Stefan Dercon, a professor of Economic Policy at the University of Oxford, believes new technologies will reduce production and marketing costs
The cost of new technology is falling. For example, a logarithmic scale – a nonlinear scale used when analysing a large range of quantities – which used to cost $10,000 some 17 years ago, now costs less than $10. This fall in the price of digital tools suggests that it is likely to change the economy both nationally and globally.
During his recent public lecture in Dhaka, Stefan Dercon predicted that on-shoring value chains – a practice of transferring business operations that had once moved overseas back to the country of origin – in the US, Japan and Europe, will impact income distribution and wage growth in Bangladesh.
In an exclusive interview, Dercon, also an academic director of the Pathways for Prosperity Commission on Technology and Inclusive Development at Blavatnik School of Government at Oxford, shared his thoughts with The Business Standard.
TBS: Will automation and artificial intelligence put Bangladesh's traditional ready-made garment (RMG) industries at risk?
Dercon: Ever since the industrial revolution began in England, the RMG industries, globally, have gradually been automating. The question is, will automation happen faster given that the technology or kind of tasks involved – those which can be automated – are still performed by low-cost workers who require some agility and experience? It will take a long time before robot arms can actually start doing these tasks. Therefore, by no means is it profitable for factories anywhere in the world to replace labour at the moment. Over time, the RMG industry will get more and more automated and labour intensity will go down. But it will not happen immediately – it will take around 10 to 15 years for factories to become fully automated. Automation will happen gradually and fewer jobs will be created; at the same time, investors should keep in mind that automation will take time to become a profitable venture. Automation will cut a number of jobs and I am worried about the low scale employment in the RMG sector of Bangladesh in the next generation.

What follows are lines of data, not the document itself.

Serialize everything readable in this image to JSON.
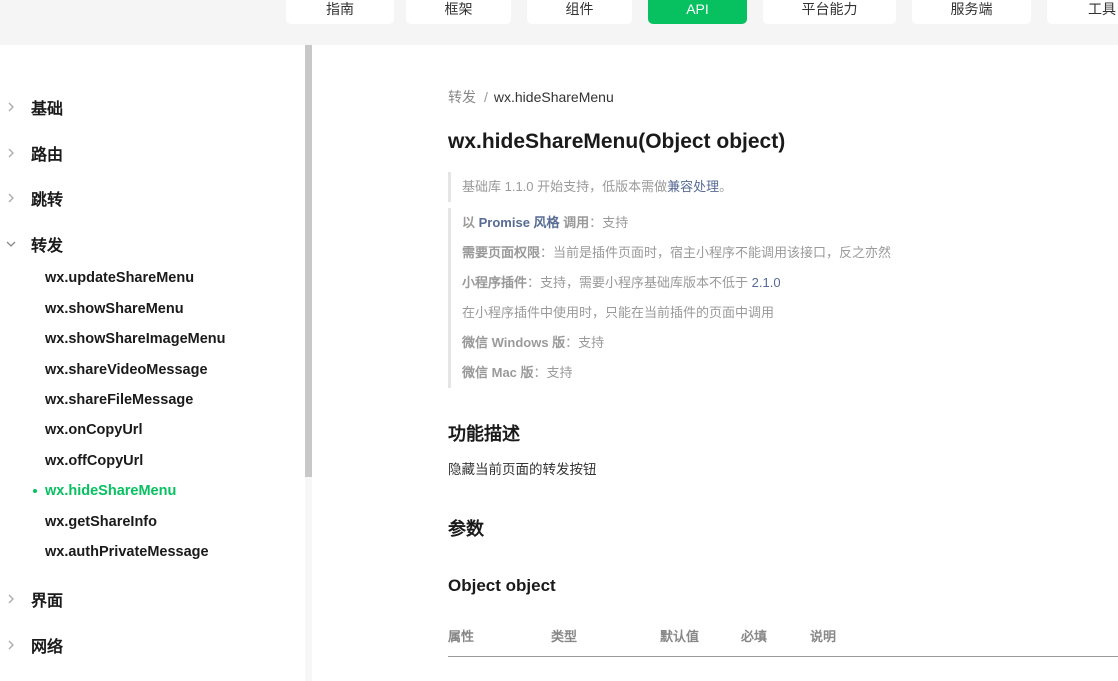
{
  "top_tabs": [
    {
      "label": "指南",
      "active": false
    },
    {
      "label": "框架",
      "active": false
    },
    {
      "label": "组件",
      "active": false
    },
    {
      "label": "API",
      "active": true
    },
    {
      "label": "平台能力",
      "active": false
    },
    {
      "label": "服务端",
      "active": false
    },
    {
      "label": "工具",
      "active": false
    }
  ],
  "sidebar": {
    "categories": [
      {
        "label": "基础",
        "expanded": false
      },
      {
        "label": "路由",
        "expanded": false
      },
      {
        "label": "跳转",
        "expanded": false
      },
      {
        "label": "转发",
        "expanded": true
      },
      {
        "label": "界面",
        "expanded": false
      },
      {
        "label": "网络",
        "expanded": false
      }
    ],
    "share_items": [
      "wx.updateShareMenu",
      "wx.showShareMenu",
      "wx.showShareImageMenu",
      "wx.shareVideoMessage",
      "wx.shareFileMessage",
      "wx.onCopyUrl",
      "wx.offCopyUrl",
      "wx.hideShareMenu",
      "wx.getShareInfo",
      "wx.authPrivateMessage"
    ],
    "active_item": "wx.hideShareMenu"
  },
  "breadcrumb": {
    "parent": "转发",
    "separator": "/",
    "current": "wx.hideShareMenu"
  },
  "page_title": "wx.hideShareMenu(Object object)",
  "support_note": {
    "prefix": "基础库 1.1.0 开始支持，低版本需做",
    "link": "兼容处理",
    "suffix": "。"
  },
  "meta": {
    "promise": {
      "pre": "以 ",
      "link": "Promise 风格",
      "post": " 调用",
      "colon": "：",
      "value": "支持"
    },
    "permission": {
      "label": "需要页面权限",
      "colon": "：",
      "value": "当前是插件页面时，宿主小程序不能调用该接口，反之亦然"
    },
    "plugin": {
      "label": "小程序插件",
      "colon": "：",
      "value": "支持，需要小程序基础库版本不低于 ",
      "version": "2.1.0"
    },
    "plugin_note": "在小程序插件中使用时，只能在当前插件的页面中调用",
    "windows": {
      "label": "微信 Windows 版",
      "colon": "：",
      "value": "支持"
    },
    "mac": {
      "label": "微信 Mac 版",
      "colon": "：",
      "value": "支持"
    }
  },
  "section_desc": {
    "heading": "功能描述",
    "text": "隐藏当前页面的转发按钮"
  },
  "section_params": {
    "heading": "参数",
    "object_heading": "Object object"
  },
  "table": {
    "headers": [
      "属性",
      "类型",
      "默认值",
      "必填",
      "说明"
    ]
  },
  "colors": {
    "accent": "#07c160",
    "link": "#576b95"
  }
}
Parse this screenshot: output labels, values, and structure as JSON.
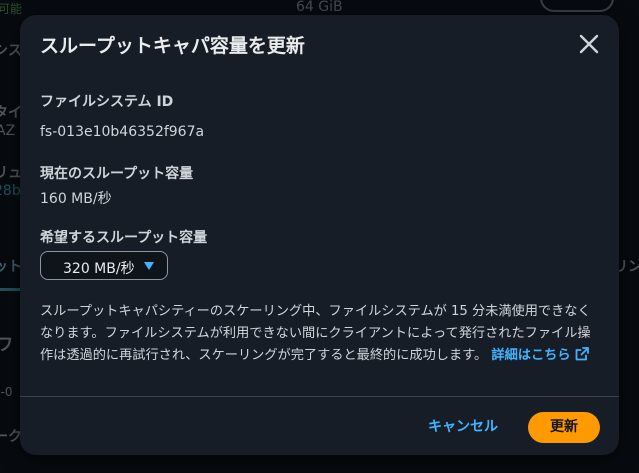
{
  "background": {
    "storage_value": "64 GiB",
    "left_fragments": [
      "可能",
      "シス",
      "タイ",
      "AZ",
      "リュ",
      "28b",
      "ット",
      "ワ",
      "c-0",
      "ーク"
    ],
    "right_fragment": "リン"
  },
  "modal": {
    "title": "スループットキャパ容量を更新",
    "close_label": "×",
    "fs_id_label": "ファイルシステム ID",
    "fs_id_value": "fs-013e10b46352f967a",
    "current_label": "現在のスループット容量",
    "current_value": "160 MB/秒",
    "desired_label": "希望するスループット容量",
    "desired_value": "320 MB/秒",
    "warning_text": "スループットキャパシティーのスケーリング中、ファイルシステムが 15 分未満使用できなくなります。ファイルシステムが利用できない間にクライアントによって発行されたファイル操作は透過的に再試行され、スケーリングが完了すると最終的に成功します。",
    "learn_more_link": "詳細はこちら",
    "cancel_label": "キャンセル",
    "update_label": "更新"
  },
  "colors": {
    "modal_bg": "#161d26",
    "accent_link": "#42b4ff",
    "primary_button": "#ff9900",
    "text": "#d1d5db"
  },
  "icons": {
    "close": "close-icon",
    "dropdown": "caret-down-icon",
    "external": "external-link-icon"
  }
}
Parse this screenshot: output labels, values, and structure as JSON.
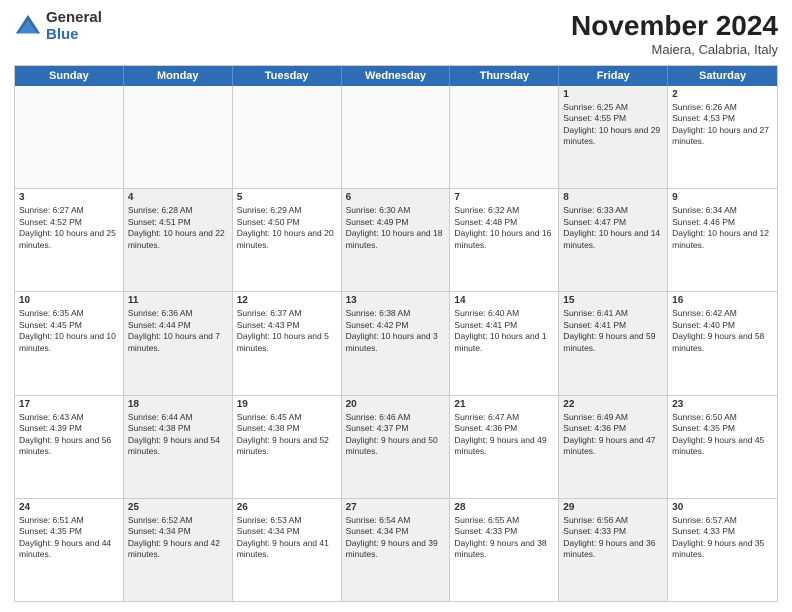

TBS: Recently we met a former expatriate who upgraded his handloom to a power-loom garment factory in his village. He is happy with his income. How do you see these kinds of entrepreneurship?
Dercon: This person clearly found a way of making profit by doing what he enjoys doing. In fact, the economy is full of people who do certain things in line with their aspirations and expectations. Unfortunately, in Bangladesh, there are many people for whom there are not enough job opportunities and very few choices that coincide with their aspirations. However, I actually remain very optimistic that even if a sector like RMG gets fewer jobs, jobs will be created in an economy with the right framework, correct set of incentives and proper focus on being open for new ways of doing things.
TBS: You talk about diversification of employment. How can modern technology influence agricultural marketing – an alternative source of employment in Bangladesh?
Dercon: I think we should not focus too much on the impact of digital technology by automation. The big impact is more likely to be much better information for farmers to improve their practices for higher yields. Farmers should know about the right use of seeds, fertiliser and water. In addition, access to the right information can reduce wastage and boost productivity. At the moment, most advice to the farmers is quite standardised. Big data and artificial intelligence allow one to get customised advice as per one's needs. This can help farmers with every type of crop. So, it [the benefit] is not mechanisation or automation [solely] but actually things like knowing exactly when to harvest and having the information that a harvest might bring a good price on the market that day.
TBS: Do you think that ownership of technology can create a monopoly and will affect a society like Bangladesh where the gap between rich and poor is high?
Dercon: It is indeed one of the big risks. By the nature of rapidly reducing costs by having more data and an economy of scale for using data, monopolies are encouraged – or at least a very large market [is created]. If monopolies then capture all the profit from it, inequality is further deepened. To avoid this, keeping pace of digital technology and the emergence of firms, it is important that there is a sensible competition policy, a good understanding – by leadership in the government – of the issues involved and reasonable regulation that keeps a level playing field and eases the entrance of new players into it.
For example, monopoly power over data is not allowed and certain types of data should always be available to all players. For example, rainfall data cannot be sold and one firm cannot control all weather data.